Bake the cookies fully. If under-baked, they will collapse as they cool and will be gummy in the middle. Not soft. Not chewy. Gummy. To test for doneness, tap a few of the cookies lightly. If the cookie “gives” under light tapping, then it needs to be baked for another minute or two. Remember—think light and airy, not heavy and definitely not smooshy. ? official baking term; add it to your vocabulary

The glaze should be thin-ish, not thick like frosting. The tops of the cookies will be dipped in the glaze and then set on a rack until the glaze gets firm. This could take several hours. Patience, young padawan.

Recipe lightly adapted from Good Housekeeping

http://tsgcookin.com/2014/10/angeletti-cookies/

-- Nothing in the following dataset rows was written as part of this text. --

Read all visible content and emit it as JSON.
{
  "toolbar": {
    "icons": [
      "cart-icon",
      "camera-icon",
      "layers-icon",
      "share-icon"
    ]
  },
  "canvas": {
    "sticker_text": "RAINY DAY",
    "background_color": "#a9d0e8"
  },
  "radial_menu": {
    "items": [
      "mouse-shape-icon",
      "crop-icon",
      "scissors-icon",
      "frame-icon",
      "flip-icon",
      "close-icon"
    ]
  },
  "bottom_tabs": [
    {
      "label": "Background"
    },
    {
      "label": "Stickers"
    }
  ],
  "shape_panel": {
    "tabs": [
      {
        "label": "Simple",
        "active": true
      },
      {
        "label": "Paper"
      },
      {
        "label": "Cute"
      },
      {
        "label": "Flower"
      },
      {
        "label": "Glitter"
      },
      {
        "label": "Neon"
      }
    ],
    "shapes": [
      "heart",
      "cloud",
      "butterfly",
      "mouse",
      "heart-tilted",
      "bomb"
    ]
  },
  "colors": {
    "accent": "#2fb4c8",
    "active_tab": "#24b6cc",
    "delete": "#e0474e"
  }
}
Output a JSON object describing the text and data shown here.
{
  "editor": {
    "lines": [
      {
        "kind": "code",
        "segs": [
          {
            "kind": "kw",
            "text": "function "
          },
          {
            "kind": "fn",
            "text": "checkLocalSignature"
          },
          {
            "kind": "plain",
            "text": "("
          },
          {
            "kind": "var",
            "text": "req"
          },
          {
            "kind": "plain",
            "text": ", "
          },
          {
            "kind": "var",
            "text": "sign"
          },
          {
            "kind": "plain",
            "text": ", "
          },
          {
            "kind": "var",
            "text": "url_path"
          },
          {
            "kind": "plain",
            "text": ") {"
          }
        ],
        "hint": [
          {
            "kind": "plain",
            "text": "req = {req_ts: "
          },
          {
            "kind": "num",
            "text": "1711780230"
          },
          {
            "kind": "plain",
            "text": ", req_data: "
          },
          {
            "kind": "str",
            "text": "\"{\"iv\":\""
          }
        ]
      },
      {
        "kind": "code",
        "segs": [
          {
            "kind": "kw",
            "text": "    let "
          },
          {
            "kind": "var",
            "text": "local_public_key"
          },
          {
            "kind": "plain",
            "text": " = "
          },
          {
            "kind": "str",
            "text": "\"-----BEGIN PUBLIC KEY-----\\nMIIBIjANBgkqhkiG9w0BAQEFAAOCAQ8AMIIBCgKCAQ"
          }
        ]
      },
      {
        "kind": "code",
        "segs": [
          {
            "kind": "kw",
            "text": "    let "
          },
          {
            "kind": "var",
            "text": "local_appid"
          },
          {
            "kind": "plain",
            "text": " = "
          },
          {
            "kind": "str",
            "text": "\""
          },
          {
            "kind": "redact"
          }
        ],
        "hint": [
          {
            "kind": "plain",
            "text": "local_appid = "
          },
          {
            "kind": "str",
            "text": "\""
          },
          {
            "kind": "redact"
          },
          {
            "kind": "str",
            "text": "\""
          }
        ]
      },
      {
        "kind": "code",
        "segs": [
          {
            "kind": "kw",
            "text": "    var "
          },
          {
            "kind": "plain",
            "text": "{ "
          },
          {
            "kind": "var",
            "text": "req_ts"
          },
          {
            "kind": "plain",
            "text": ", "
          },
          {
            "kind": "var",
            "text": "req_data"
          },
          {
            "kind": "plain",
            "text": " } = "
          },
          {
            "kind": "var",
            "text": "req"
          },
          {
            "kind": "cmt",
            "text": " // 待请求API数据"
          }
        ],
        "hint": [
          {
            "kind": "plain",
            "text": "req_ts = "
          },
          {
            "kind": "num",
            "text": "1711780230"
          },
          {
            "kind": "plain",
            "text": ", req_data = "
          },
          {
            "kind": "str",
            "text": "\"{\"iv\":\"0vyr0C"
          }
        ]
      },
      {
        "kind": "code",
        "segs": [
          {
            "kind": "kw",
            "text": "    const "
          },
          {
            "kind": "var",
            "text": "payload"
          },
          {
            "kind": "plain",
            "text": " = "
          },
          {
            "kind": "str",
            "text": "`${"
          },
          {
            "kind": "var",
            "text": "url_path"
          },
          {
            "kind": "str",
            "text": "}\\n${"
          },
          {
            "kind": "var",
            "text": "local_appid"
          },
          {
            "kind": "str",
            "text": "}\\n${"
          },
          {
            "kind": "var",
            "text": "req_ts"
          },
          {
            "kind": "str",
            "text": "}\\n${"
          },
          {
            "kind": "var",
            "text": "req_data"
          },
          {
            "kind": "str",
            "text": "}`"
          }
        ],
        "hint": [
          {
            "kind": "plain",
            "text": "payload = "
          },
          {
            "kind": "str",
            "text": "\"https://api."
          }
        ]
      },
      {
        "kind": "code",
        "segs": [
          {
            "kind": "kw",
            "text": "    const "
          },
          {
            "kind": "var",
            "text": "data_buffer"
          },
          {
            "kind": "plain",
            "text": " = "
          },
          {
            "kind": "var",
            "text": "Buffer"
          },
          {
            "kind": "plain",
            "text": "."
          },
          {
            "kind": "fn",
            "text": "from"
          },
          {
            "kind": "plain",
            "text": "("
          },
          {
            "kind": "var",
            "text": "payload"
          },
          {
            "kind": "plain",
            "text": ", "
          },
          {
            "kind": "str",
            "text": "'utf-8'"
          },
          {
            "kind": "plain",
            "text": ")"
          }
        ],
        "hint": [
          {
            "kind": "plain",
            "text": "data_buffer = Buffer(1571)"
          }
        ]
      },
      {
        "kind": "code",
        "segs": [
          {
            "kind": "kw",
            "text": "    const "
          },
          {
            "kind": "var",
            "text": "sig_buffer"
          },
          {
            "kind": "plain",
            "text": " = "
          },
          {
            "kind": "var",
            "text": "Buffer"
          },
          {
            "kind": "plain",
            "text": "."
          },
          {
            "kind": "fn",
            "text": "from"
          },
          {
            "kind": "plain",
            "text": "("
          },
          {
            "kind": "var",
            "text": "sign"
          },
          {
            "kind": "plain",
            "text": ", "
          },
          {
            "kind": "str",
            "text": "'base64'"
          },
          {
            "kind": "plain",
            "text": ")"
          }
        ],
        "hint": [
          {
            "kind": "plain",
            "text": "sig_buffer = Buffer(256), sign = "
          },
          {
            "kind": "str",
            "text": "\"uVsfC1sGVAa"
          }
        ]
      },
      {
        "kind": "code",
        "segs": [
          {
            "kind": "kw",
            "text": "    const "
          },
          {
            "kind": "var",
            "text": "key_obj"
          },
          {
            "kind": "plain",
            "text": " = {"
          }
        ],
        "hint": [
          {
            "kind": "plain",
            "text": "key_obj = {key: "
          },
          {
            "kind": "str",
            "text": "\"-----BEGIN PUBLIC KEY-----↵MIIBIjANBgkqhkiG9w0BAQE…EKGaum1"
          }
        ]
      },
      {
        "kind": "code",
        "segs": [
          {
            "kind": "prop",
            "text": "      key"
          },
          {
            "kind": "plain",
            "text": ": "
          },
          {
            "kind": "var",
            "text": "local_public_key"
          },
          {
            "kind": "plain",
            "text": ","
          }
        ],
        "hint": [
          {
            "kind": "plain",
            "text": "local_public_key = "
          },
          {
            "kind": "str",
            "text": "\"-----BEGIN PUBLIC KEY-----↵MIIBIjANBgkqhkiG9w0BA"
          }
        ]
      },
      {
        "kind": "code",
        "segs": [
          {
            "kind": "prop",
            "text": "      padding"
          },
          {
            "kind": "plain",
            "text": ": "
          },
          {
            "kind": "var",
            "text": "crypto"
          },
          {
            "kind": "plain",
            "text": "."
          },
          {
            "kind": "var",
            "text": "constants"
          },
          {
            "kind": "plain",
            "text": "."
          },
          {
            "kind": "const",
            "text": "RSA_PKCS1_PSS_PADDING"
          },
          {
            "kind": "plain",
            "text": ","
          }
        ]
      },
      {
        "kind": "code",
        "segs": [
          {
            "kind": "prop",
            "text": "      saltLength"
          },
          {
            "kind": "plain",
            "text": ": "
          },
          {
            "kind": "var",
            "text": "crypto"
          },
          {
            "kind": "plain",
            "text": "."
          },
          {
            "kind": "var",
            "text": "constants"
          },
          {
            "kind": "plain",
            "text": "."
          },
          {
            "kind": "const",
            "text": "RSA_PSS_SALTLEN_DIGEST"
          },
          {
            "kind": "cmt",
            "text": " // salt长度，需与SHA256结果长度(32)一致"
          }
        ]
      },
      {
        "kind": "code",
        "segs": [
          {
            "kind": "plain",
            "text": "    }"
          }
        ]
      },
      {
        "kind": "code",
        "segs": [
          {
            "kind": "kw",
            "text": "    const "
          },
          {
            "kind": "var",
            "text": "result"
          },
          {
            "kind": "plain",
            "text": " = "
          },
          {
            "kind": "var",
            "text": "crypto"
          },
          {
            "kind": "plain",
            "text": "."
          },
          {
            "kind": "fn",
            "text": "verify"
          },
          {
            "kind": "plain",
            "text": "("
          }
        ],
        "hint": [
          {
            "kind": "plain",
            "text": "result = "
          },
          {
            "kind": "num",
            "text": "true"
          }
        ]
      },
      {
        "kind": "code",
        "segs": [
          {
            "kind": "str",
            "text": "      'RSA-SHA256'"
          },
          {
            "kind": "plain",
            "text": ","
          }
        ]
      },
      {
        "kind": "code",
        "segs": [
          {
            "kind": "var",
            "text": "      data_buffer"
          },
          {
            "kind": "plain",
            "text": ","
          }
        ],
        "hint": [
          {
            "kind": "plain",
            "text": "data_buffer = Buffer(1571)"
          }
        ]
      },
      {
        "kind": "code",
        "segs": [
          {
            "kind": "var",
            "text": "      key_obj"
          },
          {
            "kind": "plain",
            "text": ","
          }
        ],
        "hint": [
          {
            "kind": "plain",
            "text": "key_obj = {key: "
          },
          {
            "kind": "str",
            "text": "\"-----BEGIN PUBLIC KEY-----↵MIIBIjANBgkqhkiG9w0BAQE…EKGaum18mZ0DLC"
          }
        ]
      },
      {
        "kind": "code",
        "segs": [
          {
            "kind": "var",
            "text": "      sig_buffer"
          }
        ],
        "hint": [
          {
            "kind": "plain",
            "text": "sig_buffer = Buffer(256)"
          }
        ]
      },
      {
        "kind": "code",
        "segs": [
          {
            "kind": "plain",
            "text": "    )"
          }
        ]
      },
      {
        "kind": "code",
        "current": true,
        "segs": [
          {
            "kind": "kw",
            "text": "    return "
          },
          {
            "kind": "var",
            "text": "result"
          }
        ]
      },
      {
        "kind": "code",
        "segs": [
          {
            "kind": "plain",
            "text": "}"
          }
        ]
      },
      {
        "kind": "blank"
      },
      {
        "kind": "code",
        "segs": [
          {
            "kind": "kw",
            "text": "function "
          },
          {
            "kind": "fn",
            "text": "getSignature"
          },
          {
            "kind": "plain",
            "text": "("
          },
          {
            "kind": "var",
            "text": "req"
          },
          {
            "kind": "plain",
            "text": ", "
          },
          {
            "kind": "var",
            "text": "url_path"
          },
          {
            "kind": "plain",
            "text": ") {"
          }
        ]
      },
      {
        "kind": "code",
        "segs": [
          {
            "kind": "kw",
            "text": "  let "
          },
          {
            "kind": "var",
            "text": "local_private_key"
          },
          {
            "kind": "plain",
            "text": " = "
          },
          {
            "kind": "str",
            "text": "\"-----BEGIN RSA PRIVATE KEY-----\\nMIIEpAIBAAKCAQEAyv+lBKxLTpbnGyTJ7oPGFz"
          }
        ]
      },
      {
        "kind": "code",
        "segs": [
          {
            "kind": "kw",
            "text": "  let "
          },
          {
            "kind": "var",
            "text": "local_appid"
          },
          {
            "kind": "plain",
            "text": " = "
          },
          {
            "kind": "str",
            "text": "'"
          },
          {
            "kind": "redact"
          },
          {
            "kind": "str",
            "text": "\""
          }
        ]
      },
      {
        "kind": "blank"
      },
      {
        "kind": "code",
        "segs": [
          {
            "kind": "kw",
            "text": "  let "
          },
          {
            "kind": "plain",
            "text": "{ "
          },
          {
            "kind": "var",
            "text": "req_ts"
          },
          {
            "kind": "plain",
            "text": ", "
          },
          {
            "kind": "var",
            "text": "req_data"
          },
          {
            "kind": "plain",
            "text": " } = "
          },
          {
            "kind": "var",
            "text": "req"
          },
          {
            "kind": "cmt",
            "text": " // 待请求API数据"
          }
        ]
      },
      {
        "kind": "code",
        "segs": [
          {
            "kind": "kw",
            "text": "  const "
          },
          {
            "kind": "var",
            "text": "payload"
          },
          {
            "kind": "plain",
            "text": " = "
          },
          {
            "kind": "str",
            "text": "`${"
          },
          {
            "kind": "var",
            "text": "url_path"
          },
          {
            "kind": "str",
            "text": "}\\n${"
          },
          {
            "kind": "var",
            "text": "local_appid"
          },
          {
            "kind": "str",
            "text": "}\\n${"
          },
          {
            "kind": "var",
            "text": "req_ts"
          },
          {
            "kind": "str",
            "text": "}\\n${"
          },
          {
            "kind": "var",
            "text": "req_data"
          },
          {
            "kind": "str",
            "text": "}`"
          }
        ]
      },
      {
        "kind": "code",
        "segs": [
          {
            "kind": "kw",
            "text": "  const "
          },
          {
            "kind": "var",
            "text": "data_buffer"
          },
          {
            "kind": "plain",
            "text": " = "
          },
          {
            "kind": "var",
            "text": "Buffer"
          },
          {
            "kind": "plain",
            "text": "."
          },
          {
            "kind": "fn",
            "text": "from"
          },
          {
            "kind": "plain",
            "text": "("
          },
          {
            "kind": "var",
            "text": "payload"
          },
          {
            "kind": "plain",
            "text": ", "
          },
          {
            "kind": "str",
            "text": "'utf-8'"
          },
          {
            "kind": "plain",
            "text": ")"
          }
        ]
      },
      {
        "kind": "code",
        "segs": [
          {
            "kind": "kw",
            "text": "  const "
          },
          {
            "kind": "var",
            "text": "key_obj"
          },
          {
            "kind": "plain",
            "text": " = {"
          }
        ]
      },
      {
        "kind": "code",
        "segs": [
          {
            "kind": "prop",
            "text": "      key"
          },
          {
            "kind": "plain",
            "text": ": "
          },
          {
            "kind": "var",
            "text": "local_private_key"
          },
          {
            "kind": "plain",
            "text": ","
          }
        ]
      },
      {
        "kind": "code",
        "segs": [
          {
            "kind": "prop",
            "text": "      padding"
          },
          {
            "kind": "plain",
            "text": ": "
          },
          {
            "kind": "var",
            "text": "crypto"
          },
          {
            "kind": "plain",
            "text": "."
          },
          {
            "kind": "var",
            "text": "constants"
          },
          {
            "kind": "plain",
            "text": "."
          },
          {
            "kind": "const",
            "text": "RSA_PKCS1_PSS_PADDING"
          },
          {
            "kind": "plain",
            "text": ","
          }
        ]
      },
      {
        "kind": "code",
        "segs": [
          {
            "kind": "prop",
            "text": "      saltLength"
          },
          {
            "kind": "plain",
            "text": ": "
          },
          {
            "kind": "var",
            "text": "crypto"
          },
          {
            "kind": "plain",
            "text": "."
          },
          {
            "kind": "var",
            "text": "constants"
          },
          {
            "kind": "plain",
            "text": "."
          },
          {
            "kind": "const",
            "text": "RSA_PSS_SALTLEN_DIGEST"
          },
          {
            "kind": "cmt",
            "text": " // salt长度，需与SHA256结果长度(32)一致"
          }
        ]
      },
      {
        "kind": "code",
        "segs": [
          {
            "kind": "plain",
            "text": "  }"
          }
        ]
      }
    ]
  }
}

Angeletti--a light and airy, softly sweet Italian cookie

 

Breast Cancer Resources:

 

Breast Cancer Early Detection Plan
Click the pic to be taken to The National Breast Cancer Awareness Foundation website to learn about making an early detection plan.

 

Breast Cancer Awareness
Click the pic for an outstanding FREE, ON-LINE resource for anyone with breast cancer, families of those with breast cancer and medical professionals who deal with individuals who have breast cancer.

 You may also like:

Swig-style Sugar Cookies
Swig-style Sugar Cookies
Almond Shortbread Thumbrpint Cookies with Raspberry Jam
Almond Shortbread Thumbrpint Cookies with Raspberry Jam
Amish Sugar Cookies with M&M's
Amish Sugar Cookies with M&M’s

Comments

    • says

      Thanks Ramona! My heart goes out to anyone dealing with cancer of any kind. I have several close family members who have died from cancers of various types and I have a little 3 year old nephew who is fighting leukemia right now. What a miserable disease. ~Terri

  1. Carol says

    Your Angeletti cookies are beautiful and sure look delicious, Terri! Pretty in pink…..what a beautiful way to honor those who are fighting or have fought breast cancer.

    I make a little different version of these for Christmas cookie trays every year-being Italian, it wouldn’t be the holidays without these and Pizzelles. I use anise extract in mine—lemon is good too. I make the cookie dough balls TINY….about 1/2″ round. I get about 100 cookies or more out of one batch of dough….that’s a lotta rollin’ but once I get in the groove it goes pretty quick. I also use colored “jimmies” on top. Fun cookies-and hard to stay out of too. 🙂

    • says

      Yay, Carol!!!! I am so excited that you left this response. I tried and tried to research more about Angelettis so that I could get them as “authentic” as possible. I even tried to find recipes in Italian and photos of these cookies from Italy. I had found a couple of recipes that mentioned using anise (and I even bought a bottle of anise extract) in these cookies. I also found recipes that used lemon and some that used vanilla. In the end, I went with the vanilla just to be safe, but will add the anise extract option to the recipe. It is also great to know that these really are supposed to be little cookies. Mine are a bit too big, although they really are smaller than they appear in the pictures. I’ll have to make a batch using the 1/2-inch size that you suggest. Sheesh, you are right…that will definitely be a lot of rolling!

      Too bad I didn’t know that you are Italian. I sure could have used your advice on this one. 🙂 ~Terri

Leave a Reply

Your email address will not be published. Required fields are marked *